The U.S. Department of Health and Human Services issued a long-awaited proposed rule for the Medicare Access and CHIP Reauthorization Act of 2015, or MACRA, on Wednesday, ushering in some big changes for the ways physicians are assessed for quality of care and use of information technology.
The Government Accountability Office found that more than half of newly enrolled veterans were unable to access primary care and pointed to VA staff did not schedule appointments in accordance with VHA policy.
The bill gives the Veterans Affairs money to digitize claims processing, advance telemedicine, and modernize its electronic health record software, but only once it proves interoperability with the DoD and private sector.
Forthcoming best practices will help healthcare organizations become more penetration-resistant, more effective at limiting damage attackers can inflict and, ultimately, better positioned to withstand cyberattacks.
Analytics and machine learning are critical to pinpointing problems in large datasets that could be losing providers money. That's why some organizations are investigating every single denied claim to better understand trends.
Defense Department plans to implement first instances of new EHR in the Pacific Northwest late this year. Officials described the project as a new beginning toward interoperable, safe and secure records.
The five "agile" project grants of $50,000 were intended to create new research opportunities, an open infrastructure and data sources for the research community and new training opportunities for the field.

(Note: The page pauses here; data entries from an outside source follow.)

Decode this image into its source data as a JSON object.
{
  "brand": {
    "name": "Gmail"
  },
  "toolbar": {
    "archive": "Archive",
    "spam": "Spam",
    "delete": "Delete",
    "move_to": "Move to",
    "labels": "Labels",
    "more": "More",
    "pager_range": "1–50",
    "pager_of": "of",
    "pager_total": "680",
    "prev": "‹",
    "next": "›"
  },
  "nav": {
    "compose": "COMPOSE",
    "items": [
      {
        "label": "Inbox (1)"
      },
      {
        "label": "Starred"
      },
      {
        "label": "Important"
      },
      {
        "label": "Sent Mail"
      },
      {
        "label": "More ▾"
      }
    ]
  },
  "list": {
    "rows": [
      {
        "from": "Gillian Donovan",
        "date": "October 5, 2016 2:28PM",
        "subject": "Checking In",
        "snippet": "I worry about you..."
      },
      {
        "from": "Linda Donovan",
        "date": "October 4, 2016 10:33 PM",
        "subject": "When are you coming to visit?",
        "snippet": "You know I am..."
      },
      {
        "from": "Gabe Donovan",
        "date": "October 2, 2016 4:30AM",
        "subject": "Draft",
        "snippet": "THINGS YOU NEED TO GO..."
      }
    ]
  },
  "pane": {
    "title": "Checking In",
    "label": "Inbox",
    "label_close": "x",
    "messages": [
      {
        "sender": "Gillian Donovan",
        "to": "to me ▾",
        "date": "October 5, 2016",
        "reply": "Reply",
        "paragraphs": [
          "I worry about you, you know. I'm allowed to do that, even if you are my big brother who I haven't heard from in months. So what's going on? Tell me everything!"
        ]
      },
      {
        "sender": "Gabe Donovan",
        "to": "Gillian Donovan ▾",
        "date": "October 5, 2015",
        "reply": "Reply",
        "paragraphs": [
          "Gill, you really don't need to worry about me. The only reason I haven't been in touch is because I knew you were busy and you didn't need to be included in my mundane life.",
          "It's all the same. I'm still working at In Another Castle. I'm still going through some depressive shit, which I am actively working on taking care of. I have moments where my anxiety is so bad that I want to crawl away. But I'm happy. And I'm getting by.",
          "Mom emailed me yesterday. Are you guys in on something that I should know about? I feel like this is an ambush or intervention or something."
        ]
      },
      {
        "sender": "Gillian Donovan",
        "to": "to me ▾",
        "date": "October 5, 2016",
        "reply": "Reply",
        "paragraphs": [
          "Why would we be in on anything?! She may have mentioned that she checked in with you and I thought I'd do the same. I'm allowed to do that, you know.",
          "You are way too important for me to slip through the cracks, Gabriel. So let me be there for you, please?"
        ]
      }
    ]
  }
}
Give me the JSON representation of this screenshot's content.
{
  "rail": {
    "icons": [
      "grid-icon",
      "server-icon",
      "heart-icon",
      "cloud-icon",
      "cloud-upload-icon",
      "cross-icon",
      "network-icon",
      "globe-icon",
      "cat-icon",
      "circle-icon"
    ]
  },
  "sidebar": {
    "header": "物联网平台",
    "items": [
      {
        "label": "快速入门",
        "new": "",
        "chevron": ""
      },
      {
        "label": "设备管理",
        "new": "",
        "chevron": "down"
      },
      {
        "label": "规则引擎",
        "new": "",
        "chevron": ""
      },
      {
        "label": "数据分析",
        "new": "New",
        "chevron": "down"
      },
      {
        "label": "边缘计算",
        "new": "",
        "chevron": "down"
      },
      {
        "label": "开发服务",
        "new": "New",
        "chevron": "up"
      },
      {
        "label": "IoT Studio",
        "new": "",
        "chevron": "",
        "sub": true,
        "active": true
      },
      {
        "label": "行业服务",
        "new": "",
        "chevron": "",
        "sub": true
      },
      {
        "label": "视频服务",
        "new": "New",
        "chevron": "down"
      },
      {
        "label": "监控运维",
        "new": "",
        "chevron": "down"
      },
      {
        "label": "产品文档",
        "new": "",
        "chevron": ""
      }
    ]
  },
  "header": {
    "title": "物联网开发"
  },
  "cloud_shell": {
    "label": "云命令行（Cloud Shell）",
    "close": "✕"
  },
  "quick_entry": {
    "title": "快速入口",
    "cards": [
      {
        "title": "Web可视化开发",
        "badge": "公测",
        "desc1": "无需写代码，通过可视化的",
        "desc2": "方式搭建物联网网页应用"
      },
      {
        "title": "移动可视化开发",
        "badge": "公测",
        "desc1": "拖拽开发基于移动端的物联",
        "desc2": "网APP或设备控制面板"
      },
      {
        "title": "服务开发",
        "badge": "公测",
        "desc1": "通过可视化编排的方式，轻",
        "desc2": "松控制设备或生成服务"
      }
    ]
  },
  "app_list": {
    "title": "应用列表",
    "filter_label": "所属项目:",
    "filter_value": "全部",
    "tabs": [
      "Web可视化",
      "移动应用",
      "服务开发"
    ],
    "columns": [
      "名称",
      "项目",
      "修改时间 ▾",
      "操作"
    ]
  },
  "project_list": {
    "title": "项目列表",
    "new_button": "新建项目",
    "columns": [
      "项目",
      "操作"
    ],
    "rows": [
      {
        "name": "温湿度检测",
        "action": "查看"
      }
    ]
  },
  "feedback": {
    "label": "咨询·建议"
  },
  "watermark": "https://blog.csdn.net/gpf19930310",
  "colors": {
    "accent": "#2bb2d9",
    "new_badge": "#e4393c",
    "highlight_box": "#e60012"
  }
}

Advocates say parity has long been an "empty phrase" and it has taken the administration far too long to address the problem. They say insurers have been subverting the law in subtle ways, and the government has not aggressively acted to stop them.